* _DATA LISTING_
*** Block opens ***

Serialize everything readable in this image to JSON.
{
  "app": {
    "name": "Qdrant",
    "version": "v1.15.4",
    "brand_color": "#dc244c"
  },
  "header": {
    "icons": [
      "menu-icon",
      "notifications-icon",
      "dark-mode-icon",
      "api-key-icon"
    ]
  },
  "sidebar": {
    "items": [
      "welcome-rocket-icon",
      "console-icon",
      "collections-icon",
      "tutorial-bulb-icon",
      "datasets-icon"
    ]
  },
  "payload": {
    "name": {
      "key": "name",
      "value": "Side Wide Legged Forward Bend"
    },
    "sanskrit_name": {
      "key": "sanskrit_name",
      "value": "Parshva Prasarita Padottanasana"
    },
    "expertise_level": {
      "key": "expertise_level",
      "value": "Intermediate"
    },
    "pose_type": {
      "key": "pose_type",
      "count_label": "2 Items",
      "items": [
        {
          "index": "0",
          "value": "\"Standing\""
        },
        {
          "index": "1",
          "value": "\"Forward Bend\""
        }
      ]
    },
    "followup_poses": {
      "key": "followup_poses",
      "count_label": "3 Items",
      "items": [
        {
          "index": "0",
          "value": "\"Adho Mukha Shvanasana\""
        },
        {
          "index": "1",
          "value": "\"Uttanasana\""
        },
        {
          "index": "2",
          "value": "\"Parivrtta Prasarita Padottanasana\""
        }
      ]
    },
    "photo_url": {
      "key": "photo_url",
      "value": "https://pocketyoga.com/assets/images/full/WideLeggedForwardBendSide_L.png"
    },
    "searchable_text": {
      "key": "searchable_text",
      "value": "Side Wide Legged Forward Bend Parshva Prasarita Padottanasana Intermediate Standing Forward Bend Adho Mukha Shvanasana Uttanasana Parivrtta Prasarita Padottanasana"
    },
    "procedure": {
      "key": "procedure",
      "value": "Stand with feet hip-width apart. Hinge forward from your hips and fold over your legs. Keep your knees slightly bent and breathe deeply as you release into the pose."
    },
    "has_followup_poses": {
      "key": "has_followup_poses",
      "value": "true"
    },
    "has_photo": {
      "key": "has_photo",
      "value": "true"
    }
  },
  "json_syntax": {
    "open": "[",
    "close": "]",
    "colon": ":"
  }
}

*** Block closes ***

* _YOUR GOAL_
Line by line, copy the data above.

* _RESULT BELOW_
Serialize everything readable in this image to JSON.
{
  "app": {
    "name": "Qdrant",
    "version": "v1.15.4",
    "brand_color": "#dc244c"
  },
  "header": {
    "icons": [
      "menu-icon",
      "notifications-icon",
      "dark-mode-icon",
      "api-key-icon"
    ]
  },
  "sidebar": {
    "items": [
      "welcome-rocket-icon",
      "console-icon",
      "collections-icon",
      "tutorial-bulb-icon",
      "datasets-icon"
    ]
  },
  "payload": {
    "name": {
      "key": "name",
      "value": "Side Wide Legged Forward Bend"
    },
    "sanskrit_name": {
      "key": "sanskrit_name",
      "value": "Parshva Prasarita Padottanasana"
    },
    "expertise_level": {
      "key": "expertise_level",
      "value": "Intermediate"
    },
    "pose_type": {
      "key": "pose_type",
      "count_label": "2 Items",
      "items": [
        {
          "index": "0",
          "value": "\"Standing\""
        },
        {
          "index": "1",
          "value": "\"Forward Bend\""
        }
      ]
    },
    "followup_poses": {
      "key": "followup_poses",
      "count_label": "3 Items",
      "items": [
        {
          "index": "0",
          "value": "\"Adho Mukha Shvanasana\""
        },
        {
          "index": "1",
          "value": "\"Uttanasana\""
        },
        {
          "index": "2",
          "value": "\"Parivrtta Prasarita Padottanasana\""
        }
      ]
    },
    "photo_url": {
      "key": "photo_url",
      "value": "https://pocketyoga.com/assets/images/full/WideLeggedForwardBendSide_L.png"
    },
    "searchable_text": {
      "key": "searchable_text",
      "value": "Side Wide Legged Forward Bend Parshva Prasarita Padottanasana Intermediate Standing Forward Bend Adho Mukha Shvanasana Uttanasana Parivrtta Prasarita Padottanasana"
    },
    "procedure": {
      "key": "procedure",
      "value": "Stand with feet hip-width apart. Hinge forward from your hips and fold over your legs. Keep your knees slightly bent and breathe deeply as you release into the pose."
    },
    "has_followup_poses": {
      "key": "has_followup_poses",
      "value": "true"
    },
    "has_photo": {
      "key": "has_photo",
      "value": "true"
    }
  },
  "json_syntax": {
    "open": "[",
    "close": "]",
    "colon": ":"
  }
}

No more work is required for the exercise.